▸ **Task statement**: Copy each line below that includes "reply".

[Extracted data entries]
+ + +

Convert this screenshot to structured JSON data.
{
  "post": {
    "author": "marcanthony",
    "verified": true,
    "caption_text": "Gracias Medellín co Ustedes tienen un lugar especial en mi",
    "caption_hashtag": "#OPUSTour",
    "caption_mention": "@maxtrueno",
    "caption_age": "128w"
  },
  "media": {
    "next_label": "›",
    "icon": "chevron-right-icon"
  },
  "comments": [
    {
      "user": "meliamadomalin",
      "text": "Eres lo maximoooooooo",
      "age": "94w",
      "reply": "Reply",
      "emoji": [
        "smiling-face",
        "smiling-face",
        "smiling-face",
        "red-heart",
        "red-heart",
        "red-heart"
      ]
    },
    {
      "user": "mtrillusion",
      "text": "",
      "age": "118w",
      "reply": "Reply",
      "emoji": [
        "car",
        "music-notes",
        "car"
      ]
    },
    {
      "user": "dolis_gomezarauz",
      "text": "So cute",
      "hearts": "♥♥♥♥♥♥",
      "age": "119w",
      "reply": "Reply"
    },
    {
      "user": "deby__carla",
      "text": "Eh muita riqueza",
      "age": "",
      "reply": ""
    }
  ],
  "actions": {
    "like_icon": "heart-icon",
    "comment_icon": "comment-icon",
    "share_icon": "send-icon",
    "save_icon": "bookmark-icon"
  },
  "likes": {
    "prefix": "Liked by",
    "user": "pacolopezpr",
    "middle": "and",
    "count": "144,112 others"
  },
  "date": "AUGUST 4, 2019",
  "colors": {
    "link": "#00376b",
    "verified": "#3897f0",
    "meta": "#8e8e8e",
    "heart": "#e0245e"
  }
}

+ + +

▸ **Expected output**:
      "reply": "Reply",
      "reply": "Reply",
      "reply": "Reply"
      "reply": ""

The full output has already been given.